### Required work
Where a line in the records below contains the string "true", tally it; give only the final number.

Stored items from a collection
-------

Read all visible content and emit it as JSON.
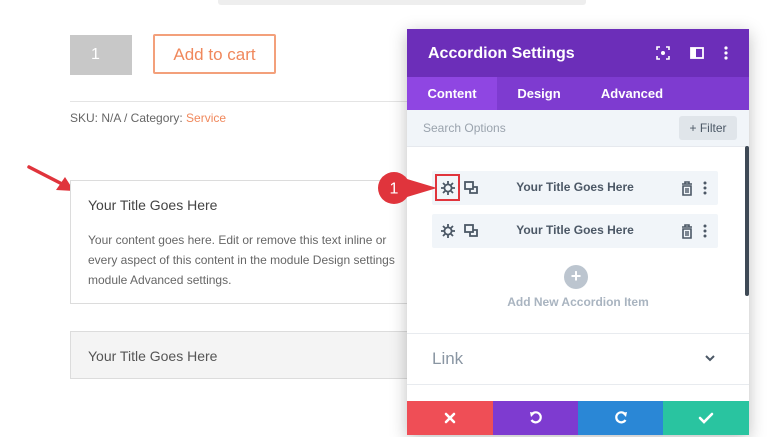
{
  "product": {
    "quantity": "1",
    "add_to_cart": "Add to cart",
    "sku_prefix": "SKU: N/A / Category: ",
    "category": "Service"
  },
  "preview_accordion": {
    "open_title": "Your Title Goes Here",
    "open_content": "Your content goes here. Edit or remove this text inline or every aspect of this content in the module Design settings module Advanced settings.",
    "closed_title": "Your Title Goes Here"
  },
  "settings_panel": {
    "title": "Accordion Settings",
    "tabs": [
      {
        "label": "Content",
        "active": true
      },
      {
        "label": "Design",
        "active": false
      },
      {
        "label": "Advanced",
        "active": false
      }
    ],
    "search_placeholder": "Search Options",
    "filter_label": "+ Filter",
    "items": [
      {
        "label": "Your Title Goes Here",
        "highlighted": true
      },
      {
        "label": "Your Title Goes Here",
        "highlighted": false
      }
    ],
    "add_item_label": "Add New Accordion Item",
    "add_icon": "+",
    "link_section": "Link",
    "callout_number": "1"
  },
  "colors": {
    "header": "#6c2eb9",
    "tabs": "#7e3bd0",
    "active_tab": "#8f46e2",
    "accent_orange": "#f0885c",
    "callout_red": "#e0343c",
    "footer_cancel": "#ef4e56",
    "footer_undo": "#7e3bd0",
    "footer_redo": "#2a87d6",
    "footer_save": "#29c4a0"
  },
  "icons": [
    "focus-icon",
    "split-view-icon",
    "more-options-icon",
    "gear-icon",
    "duplicate-icon",
    "trash-icon",
    "kebab-icon",
    "add-icon",
    "chevron-down-icon",
    "close-icon",
    "undo-icon",
    "redo-icon",
    "check-icon"
  ]
}
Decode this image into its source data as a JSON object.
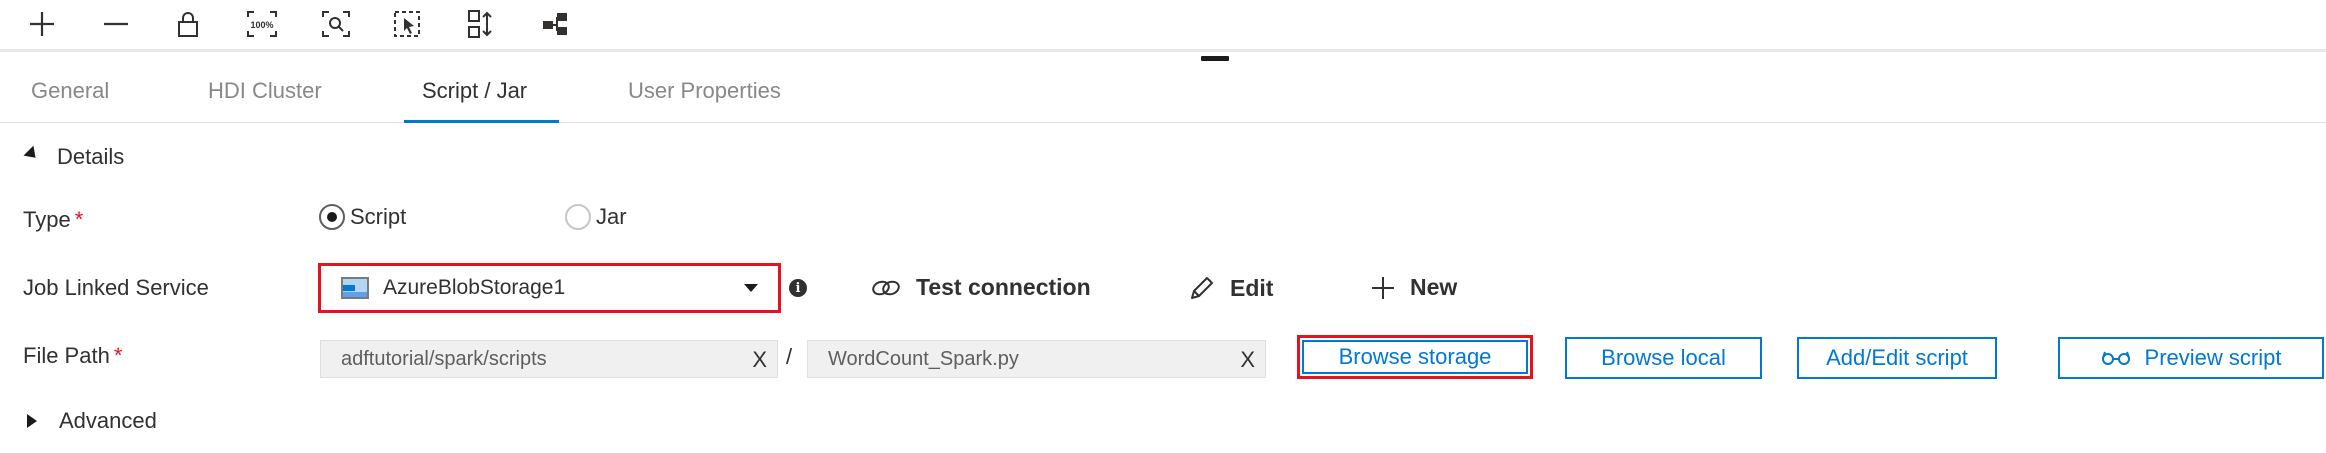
{
  "toolbar": {
    "buttons": [
      {
        "icon": "plus-icon"
      },
      {
        "icon": "minus-icon"
      },
      {
        "icon": "lock-icon"
      },
      {
        "icon": "zoom-100-icon",
        "text": "100%"
      },
      {
        "icon": "zoom-fit-icon"
      },
      {
        "icon": "select-icon"
      },
      {
        "icon": "auto-align-icon"
      },
      {
        "icon": "layout-icon"
      }
    ]
  },
  "tabs": [
    {
      "label": "General",
      "active": false
    },
    {
      "label": "HDI Cluster",
      "active": false
    },
    {
      "label": "Script / Jar",
      "active": true
    },
    {
      "label": "User Properties",
      "active": false
    }
  ],
  "details": {
    "header": "Details",
    "type": {
      "label": "Type",
      "required_mark": "*",
      "options": [
        {
          "label": "Script",
          "selected": true
        },
        {
          "label": "Jar",
          "selected": false
        }
      ]
    },
    "linked_service": {
      "label": "Job Linked Service",
      "value": "AzureBlobStorage1",
      "info": "i",
      "actions": {
        "test_connection": "Test connection",
        "edit": "Edit",
        "new": "New"
      }
    },
    "file_path": {
      "label": "File Path",
      "required_mark": "*",
      "folder": "adftutorial/spark/scripts",
      "file": "WordCount_Spark.py",
      "clear": "X",
      "separator": "/",
      "buttons": {
        "browse_storage": "Browse storage",
        "browse_local": "Browse local",
        "add_edit_script": "Add/Edit script",
        "preview_script": "Preview script"
      }
    }
  },
  "advanced": {
    "header": "Advanced"
  },
  "colors": {
    "accent": "#0078d4",
    "highlight": "#e81123",
    "required": "#e81123"
  }
}
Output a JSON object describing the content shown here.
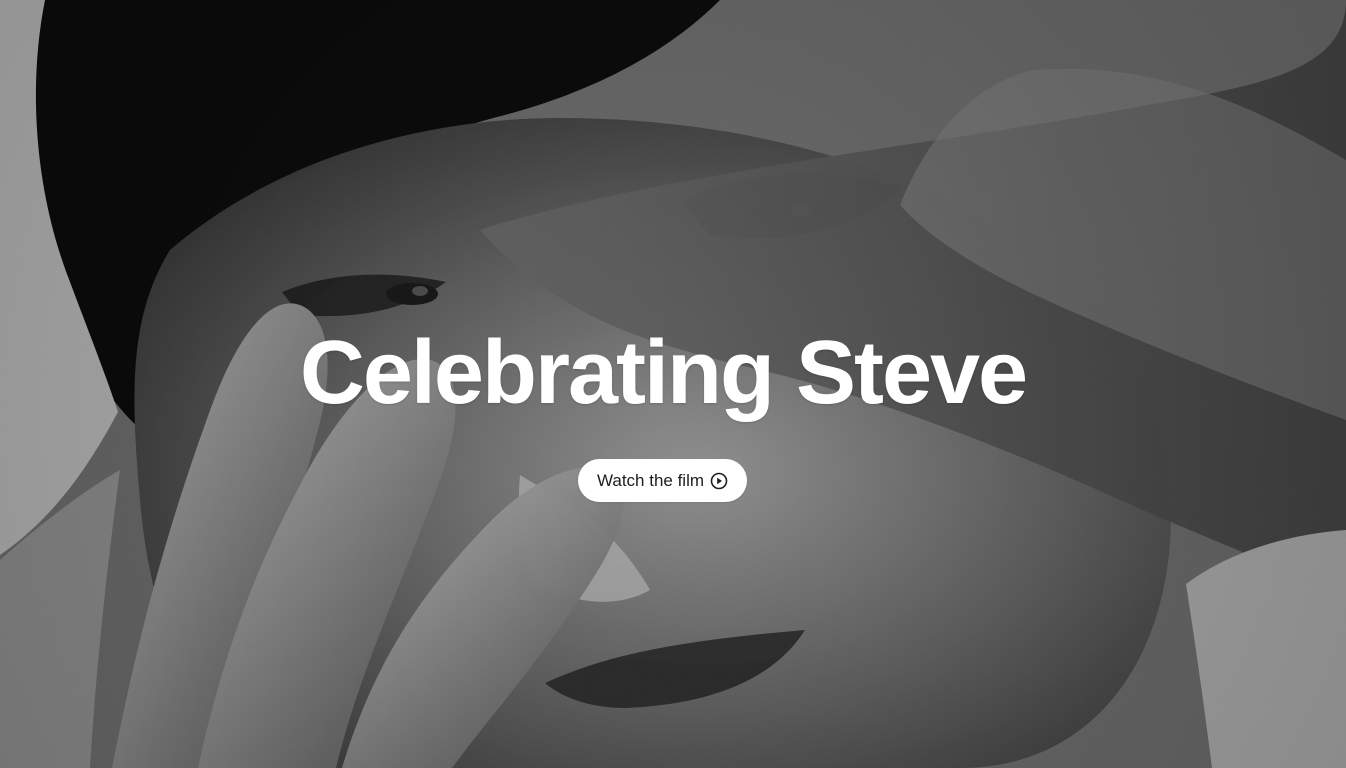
{
  "hero": {
    "title": "Celebrating Steve",
    "cta_label": "Watch the film",
    "icon": "play-circle-icon",
    "photo_subject": "black-and-white portrait with hand raised near face"
  },
  "colors": {
    "title_text": "#ffffff",
    "button_background": "#ffffff",
    "button_text": "#1d1d1f"
  }
}
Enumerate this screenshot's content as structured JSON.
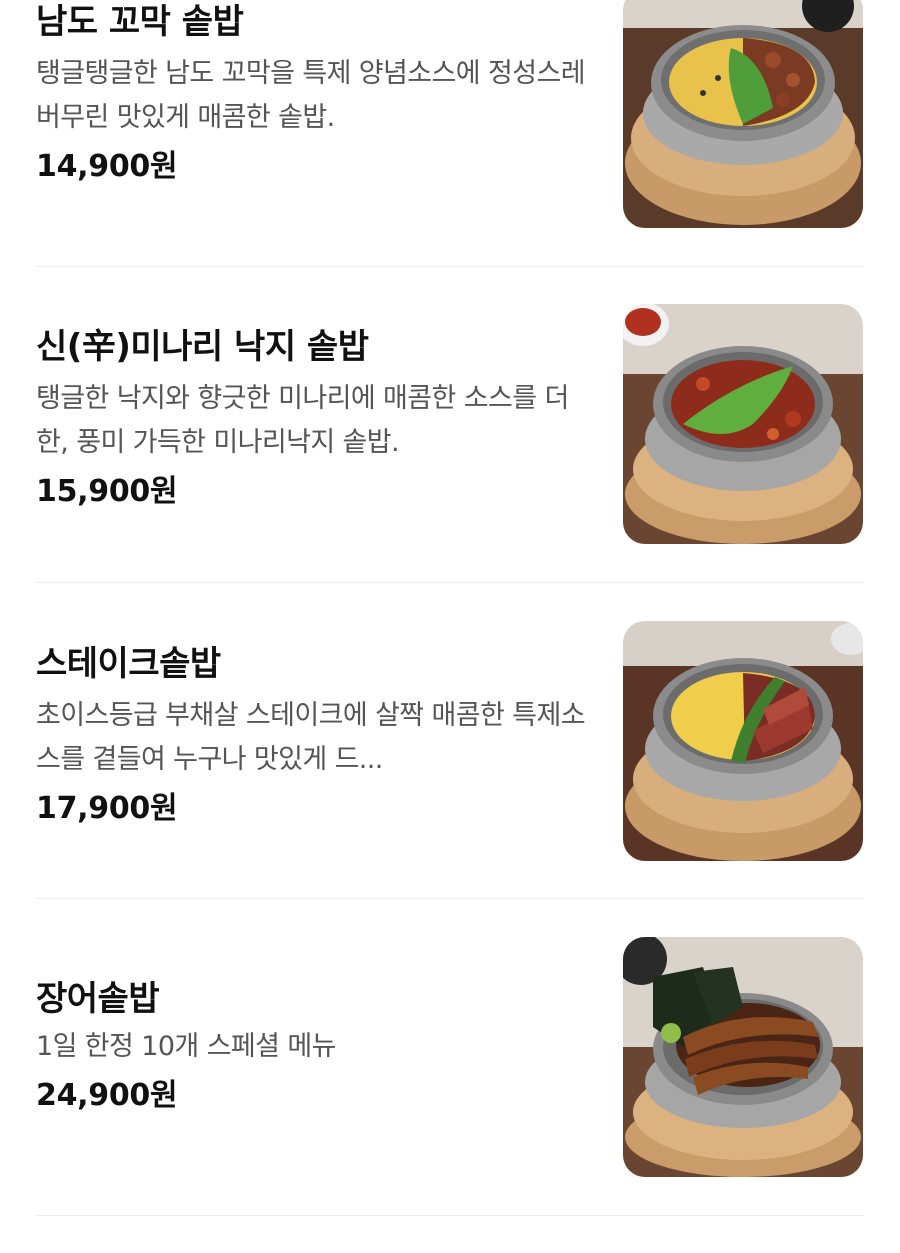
{
  "menu": {
    "items": [
      {
        "name": "남도 꼬막 솥밥",
        "description": "탱글탱글한 남도 꼬막을 특제 양념소스에 정성스레 버무린 맛있게 매콤한 솥밥.",
        "price": "14,900원"
      },
      {
        "name": "신(辛)미나리 낙지 솥밥",
        "description": "탱글한 낙지와 향긋한 미나리에 매콤한 소스를 더한, 풍미 가득한 미나리낙지 솥밥.",
        "price": "15,900원"
      },
      {
        "name": "스테이크솥밥",
        "description": "초이스등급 부채살 스테이크에 살짝 매콤한 특제소스를 곁들여 누구나 맛있게 드...",
        "price": "17,900원"
      },
      {
        "name": "장어솥밥",
        "description": "1일 한정 10개 스페셜 메뉴",
        "price": "24,900원"
      }
    ]
  }
}
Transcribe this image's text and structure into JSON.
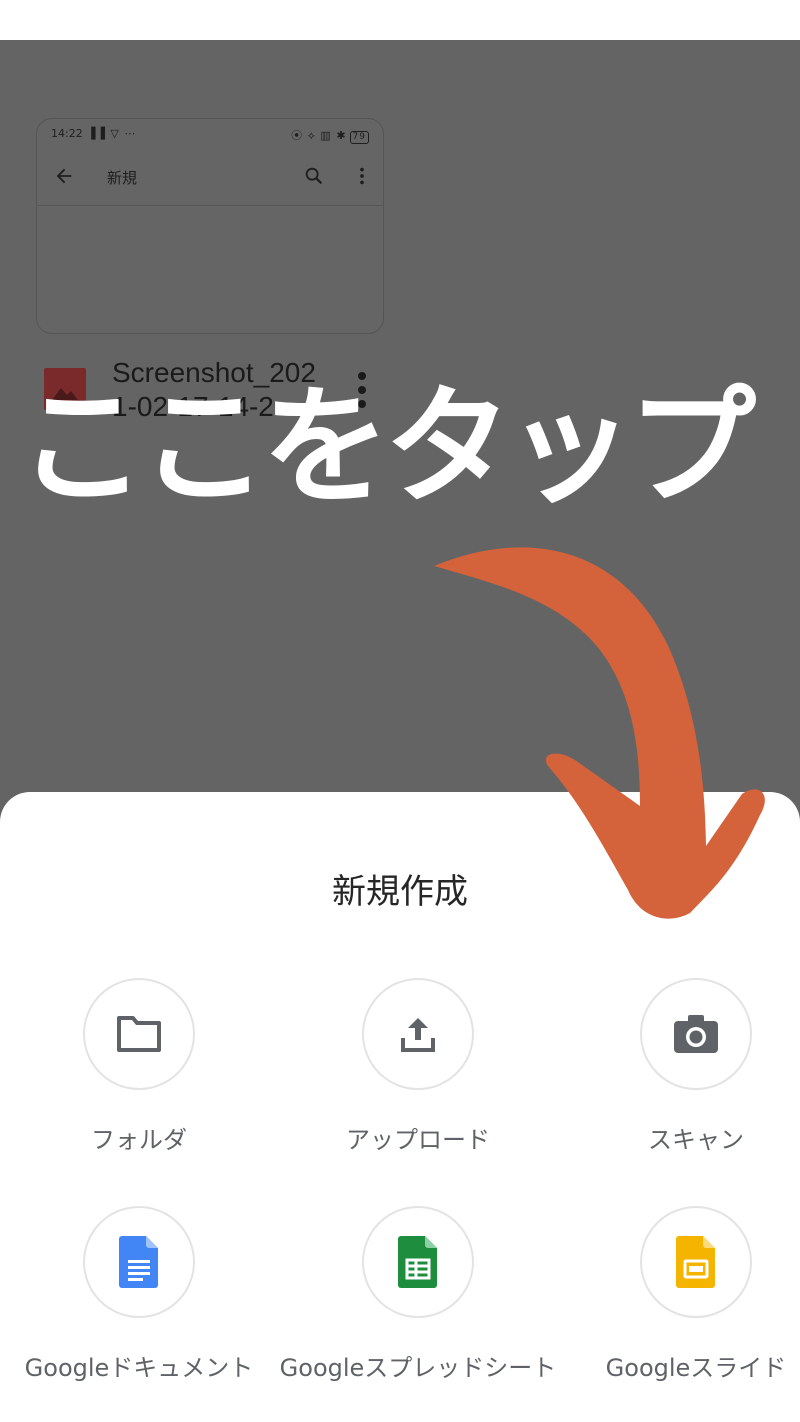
{
  "preview": {
    "status_time": "14:22",
    "status_left_icons": "▐▐ ▽ ⋯",
    "status_right_icons": "⦿ ⟡ ▥ ✱",
    "battery": "79",
    "app_bar_title": "新規"
  },
  "file": {
    "name": "Screenshot_2021-02-17-14-2"
  },
  "overlay": {
    "text": "ここをタップ"
  },
  "sheet": {
    "title": "新規作成",
    "actions": [
      {
        "label": "フォルダ",
        "icon": "folder-icon"
      },
      {
        "label": "アップロード",
        "icon": "upload-icon"
      },
      {
        "label": "スキャン",
        "icon": "camera-icon"
      },
      {
        "label": "Googleドキュメント",
        "icon": "google-docs-icon"
      },
      {
        "label": "Googleスプレッドシート",
        "icon": "google-sheets-icon"
      },
      {
        "label": "Googleスライド",
        "icon": "google-slides-icon"
      }
    ]
  },
  "colors": {
    "dim_overlay": "#646464",
    "arrow": "#d4623a",
    "docs_blue": "#4285f4",
    "sheets_green": "#1e8e3e",
    "slides_yellow": "#f4b400",
    "icon_grey": "#5f6368"
  }
}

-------

### Answer to the problem
4